Thank you for sharing!

Your article was successfully shared with the contacts you provided.

<p>NAPERVILLE, Ill. – No one can accuse the $4.4 billion Mid-States Corporate FCU of sitting in the ivory tower and doling out products to its member credit unions as it sees fit. The corporate this quarter unveiled an innovative new program that is designed to give it a look inside the back-office operations of natural person credit unions, while giving credit unions a window into Mid-States’ operational world. The goal, according to the corporate, is to be able to better serve its credit unions by making sure its product line is in line with their needs. Mid-States’ Corporate Exchange Program calls for staffers of its member CUs to spend a few days in Mid-States’ back-offices. Once that is over, the corporate reciprocates and sends some of its employees over to the credit union for a few days. “It’s just getting started. We have six credit unions signed up already. It’s modeled on the idea of what foreign exchange students do,” said Cathy Corbi, VP of Human Resources for the corporate. It’s structured as a two-day program. Starting at lunch time, the visiting CU employees enjoy a welcome lunch and then visit with particular areas of the corporate where they have an interest. Corbi said Mid-States’ members obviously understand somewhat what the corporate does on a daily basis, but how deep that understanding is she’s not sure. “I think they have an idea, but I don’t think they really know. Just like we don’t know about credit unions as well. Even our COO wants to sign up for the exchange program,” said Corbi. The corporate has daily strict deadlines with wires and the Fed that credit unions might not be aware of. Conversely, Corbi said many corporate employees probably don’t understand what kind of pressure CU call center reps are under. The program isn’t for the meek. Corporate employees may find themselves on the frontline of a credit union’s operations – the teller line. They’ll get a first hand look at the vital role tellers play in representing the CU. “We need to know our members better, so we may send out employees to the teller line. We want to learn the whole spectrum of what they do, to better serve them,” said Corbi. [email protected]</p>

Complete your profile to continue reading and get FREE access to CUTimes.com, part of your ALM digital membership.

Your access to unlimited CUTimes.com content isn’t changing.
Once you are an ALM digital member, you’ll receive:

  • Critical CUTimes.com information including comprehensive product and service provider listings via the Marketplace Directory, CU Careers, resources from industry leaders, webcasts, and breaking news, analysis and more with our informative Newsletters.
  • Exclusive discounts on ALM and CU Times events.
  • Access to other award-winning ALM websites including Law.com and GlobeSt.com.

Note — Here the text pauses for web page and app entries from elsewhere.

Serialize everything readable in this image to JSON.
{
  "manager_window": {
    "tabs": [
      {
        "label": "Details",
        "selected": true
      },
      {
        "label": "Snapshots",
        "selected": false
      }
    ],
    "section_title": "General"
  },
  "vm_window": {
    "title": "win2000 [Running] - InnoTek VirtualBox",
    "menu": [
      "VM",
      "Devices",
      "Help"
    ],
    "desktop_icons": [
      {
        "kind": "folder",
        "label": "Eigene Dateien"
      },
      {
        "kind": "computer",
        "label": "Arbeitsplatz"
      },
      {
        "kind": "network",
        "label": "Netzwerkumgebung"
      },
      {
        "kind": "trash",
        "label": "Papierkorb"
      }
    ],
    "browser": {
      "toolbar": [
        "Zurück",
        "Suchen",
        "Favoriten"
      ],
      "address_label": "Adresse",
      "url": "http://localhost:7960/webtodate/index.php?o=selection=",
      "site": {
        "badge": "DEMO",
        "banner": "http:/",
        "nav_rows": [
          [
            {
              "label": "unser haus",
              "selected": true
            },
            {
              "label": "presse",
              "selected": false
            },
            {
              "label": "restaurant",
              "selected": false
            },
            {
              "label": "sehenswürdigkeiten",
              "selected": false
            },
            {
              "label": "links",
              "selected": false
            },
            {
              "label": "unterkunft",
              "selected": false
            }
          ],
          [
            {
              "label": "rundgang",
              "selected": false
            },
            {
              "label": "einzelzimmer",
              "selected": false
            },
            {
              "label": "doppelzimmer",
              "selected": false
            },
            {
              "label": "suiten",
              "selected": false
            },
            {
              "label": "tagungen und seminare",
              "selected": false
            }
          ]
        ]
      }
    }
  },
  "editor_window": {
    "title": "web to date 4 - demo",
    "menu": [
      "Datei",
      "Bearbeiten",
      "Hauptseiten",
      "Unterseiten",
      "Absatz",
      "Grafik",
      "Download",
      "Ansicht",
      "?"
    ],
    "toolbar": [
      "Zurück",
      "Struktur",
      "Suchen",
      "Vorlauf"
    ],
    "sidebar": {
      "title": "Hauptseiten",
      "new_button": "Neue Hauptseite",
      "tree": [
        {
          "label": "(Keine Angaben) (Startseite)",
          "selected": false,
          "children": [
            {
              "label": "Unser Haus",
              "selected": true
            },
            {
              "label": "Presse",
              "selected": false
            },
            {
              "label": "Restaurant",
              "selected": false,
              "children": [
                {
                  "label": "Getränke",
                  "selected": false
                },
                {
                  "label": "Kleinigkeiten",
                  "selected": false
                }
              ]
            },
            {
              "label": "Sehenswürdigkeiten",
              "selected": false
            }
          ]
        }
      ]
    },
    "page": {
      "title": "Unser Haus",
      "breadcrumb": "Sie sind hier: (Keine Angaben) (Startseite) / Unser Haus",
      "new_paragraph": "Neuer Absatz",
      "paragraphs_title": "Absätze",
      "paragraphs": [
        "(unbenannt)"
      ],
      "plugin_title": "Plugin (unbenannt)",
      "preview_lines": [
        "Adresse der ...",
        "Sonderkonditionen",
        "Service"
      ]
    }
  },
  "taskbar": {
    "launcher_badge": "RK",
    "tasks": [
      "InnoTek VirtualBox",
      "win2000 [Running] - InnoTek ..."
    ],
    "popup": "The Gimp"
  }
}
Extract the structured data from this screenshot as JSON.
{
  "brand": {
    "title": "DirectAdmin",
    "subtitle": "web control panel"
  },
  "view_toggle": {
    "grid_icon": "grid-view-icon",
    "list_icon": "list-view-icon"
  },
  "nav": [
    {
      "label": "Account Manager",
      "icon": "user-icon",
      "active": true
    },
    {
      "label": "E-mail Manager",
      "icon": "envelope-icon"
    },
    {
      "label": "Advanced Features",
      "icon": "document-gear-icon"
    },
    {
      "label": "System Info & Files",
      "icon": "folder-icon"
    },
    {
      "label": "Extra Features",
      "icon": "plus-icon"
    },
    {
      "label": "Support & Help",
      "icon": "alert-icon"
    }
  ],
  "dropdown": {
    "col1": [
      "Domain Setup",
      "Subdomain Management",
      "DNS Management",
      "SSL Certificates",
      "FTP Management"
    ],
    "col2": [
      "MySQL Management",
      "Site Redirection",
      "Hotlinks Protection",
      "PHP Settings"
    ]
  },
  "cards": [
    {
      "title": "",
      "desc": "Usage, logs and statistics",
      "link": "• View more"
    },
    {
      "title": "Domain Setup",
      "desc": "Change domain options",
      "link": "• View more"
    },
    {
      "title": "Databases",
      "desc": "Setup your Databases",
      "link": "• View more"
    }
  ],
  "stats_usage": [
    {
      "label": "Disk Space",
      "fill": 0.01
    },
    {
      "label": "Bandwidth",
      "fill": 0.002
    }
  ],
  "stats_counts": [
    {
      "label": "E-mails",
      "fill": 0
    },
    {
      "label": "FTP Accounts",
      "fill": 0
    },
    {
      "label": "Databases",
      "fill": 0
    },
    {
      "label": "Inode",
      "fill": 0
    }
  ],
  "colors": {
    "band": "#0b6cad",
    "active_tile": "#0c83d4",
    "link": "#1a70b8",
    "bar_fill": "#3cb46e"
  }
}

Already have an account?


Credit Union Times

Join Credit Union Times

Don’t miss crucial strategic and tactical information necessary to run your institution and better serve your members. Join Credit Union Times now!

  • Free unlimited access to Credit Union Times' trusted and independent team of experts for extensive industry news, conference coverage, people features, statistical analysis, and regulation and technology updates.
  • Exclusive discounts on ALM and Credit Union Times events.
  • Access to other award-winning ALM websites including TreasuryandRisk.com and Law.com.

Already have an account? Sign In Now
Join Credit Union Times
Live Chat

Copyright © 2022 ALM Media Properties, LLC. All Rights Reserved.